Dataset extract Start Marker

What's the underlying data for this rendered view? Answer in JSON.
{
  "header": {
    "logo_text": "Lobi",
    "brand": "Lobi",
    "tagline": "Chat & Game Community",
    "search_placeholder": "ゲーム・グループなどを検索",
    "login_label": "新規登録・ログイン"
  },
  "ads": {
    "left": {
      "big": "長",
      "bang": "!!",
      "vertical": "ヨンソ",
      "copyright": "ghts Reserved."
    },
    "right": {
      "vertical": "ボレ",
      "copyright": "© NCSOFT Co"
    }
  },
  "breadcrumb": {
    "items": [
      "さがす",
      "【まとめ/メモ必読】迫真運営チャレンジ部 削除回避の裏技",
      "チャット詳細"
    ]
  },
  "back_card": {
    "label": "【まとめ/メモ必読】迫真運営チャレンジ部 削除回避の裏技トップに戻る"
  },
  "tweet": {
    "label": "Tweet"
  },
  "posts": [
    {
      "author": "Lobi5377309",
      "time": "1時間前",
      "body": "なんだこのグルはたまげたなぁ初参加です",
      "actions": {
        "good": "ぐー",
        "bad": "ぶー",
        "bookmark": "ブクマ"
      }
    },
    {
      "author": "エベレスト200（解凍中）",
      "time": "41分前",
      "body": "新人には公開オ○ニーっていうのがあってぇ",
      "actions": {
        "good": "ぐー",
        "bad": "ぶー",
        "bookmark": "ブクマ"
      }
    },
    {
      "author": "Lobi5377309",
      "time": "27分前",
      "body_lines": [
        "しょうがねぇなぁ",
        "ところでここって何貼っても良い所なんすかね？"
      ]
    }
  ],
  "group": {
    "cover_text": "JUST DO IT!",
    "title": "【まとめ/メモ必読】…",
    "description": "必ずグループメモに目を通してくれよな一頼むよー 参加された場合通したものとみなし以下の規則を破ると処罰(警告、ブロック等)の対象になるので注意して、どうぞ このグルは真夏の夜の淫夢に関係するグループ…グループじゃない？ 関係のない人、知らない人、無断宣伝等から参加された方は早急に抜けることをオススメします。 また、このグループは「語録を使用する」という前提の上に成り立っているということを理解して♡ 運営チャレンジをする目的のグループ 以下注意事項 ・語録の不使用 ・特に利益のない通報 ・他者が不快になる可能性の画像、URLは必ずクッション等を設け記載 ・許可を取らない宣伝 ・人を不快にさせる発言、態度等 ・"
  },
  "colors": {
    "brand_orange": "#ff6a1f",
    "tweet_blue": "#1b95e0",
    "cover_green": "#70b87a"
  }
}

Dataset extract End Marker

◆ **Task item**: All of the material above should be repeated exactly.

◆ **Result of this task**:
What's the underlying data for this rendered view? Answer in JSON.
{
  "header": {
    "logo_text": "Lobi",
    "brand": "Lobi",
    "tagline": "Chat & Game Community",
    "search_placeholder": "ゲーム・グループなどを検索",
    "login_label": "新規登録・ログイン"
  },
  "ads": {
    "left": {
      "big": "長",
      "bang": "!!",
      "vertical": "ヨンソ",
      "copyright": "ghts Reserved."
    },
    "right": {
      "vertical": "ボレ",
      "copyright": "© NCSOFT Co"
    }
  },
  "breadcrumb": {
    "items": [
      "さがす",
      "【まとめ/メモ必読】迫真運営チャレンジ部 削除回避の裏技",
      "チャット詳細"
    ]
  },
  "back_card": {
    "label": "【まとめ/メモ必読】迫真運営チャレンジ部 削除回避の裏技トップに戻る"
  },
  "tweet": {
    "label": "Tweet"
  },
  "posts": [
    {
      "author": "Lobi5377309",
      "time": "1時間前",
      "body": "なんだこのグルはたまげたなぁ初参加です",
      "actions": {
        "good": "ぐー",
        "bad": "ぶー",
        "bookmark": "ブクマ"
      }
    },
    {
      "author": "エベレスト200（解凍中）",
      "time": "41分前",
      "body": "新人には公開オ○ニーっていうのがあってぇ",
      "actions": {
        "good": "ぐー",
        "bad": "ぶー",
        "bookmark": "ブクマ"
      }
    },
    {
      "author": "Lobi5377309",
      "time": "27分前",
      "body_lines": [
        "しょうがねぇなぁ",
        "ところでここって何貼っても良い所なんすかね？"
      ]
    }
  ],
  "group": {
    "cover_text": "JUST DO IT!",
    "title": "【まとめ/メモ必読】…",
    "description": "必ずグループメモに目を通してくれよな一頼むよー 参加された場合通したものとみなし以下の規則を破ると処罰(警告、ブロック等)の対象になるので注意して、どうぞ このグルは真夏の夜の淫夢に関係するグループ…グループじゃない？ 関係のない人、知らない人、無断宣伝等から参加された方は早急に抜けることをオススメします。 また、このグループは「語録を使用する」という前提の上に成り立っているということを理解して♡ 運営チャレンジをする目的のグループ 以下注意事項 ・語録の不使用 ・特に利益のない通報 ・他者が不快になる可能性の画像、URLは必ずクッション等を設け記載 ・許可を取らない宣伝 ・人を不快にさせる発言、態度等 ・"
  },
  "colors": {
    "brand_orange": "#ff6a1f",
    "tweet_blue": "#1b95e0",
    "cover_green": "#70b87a"
  }
}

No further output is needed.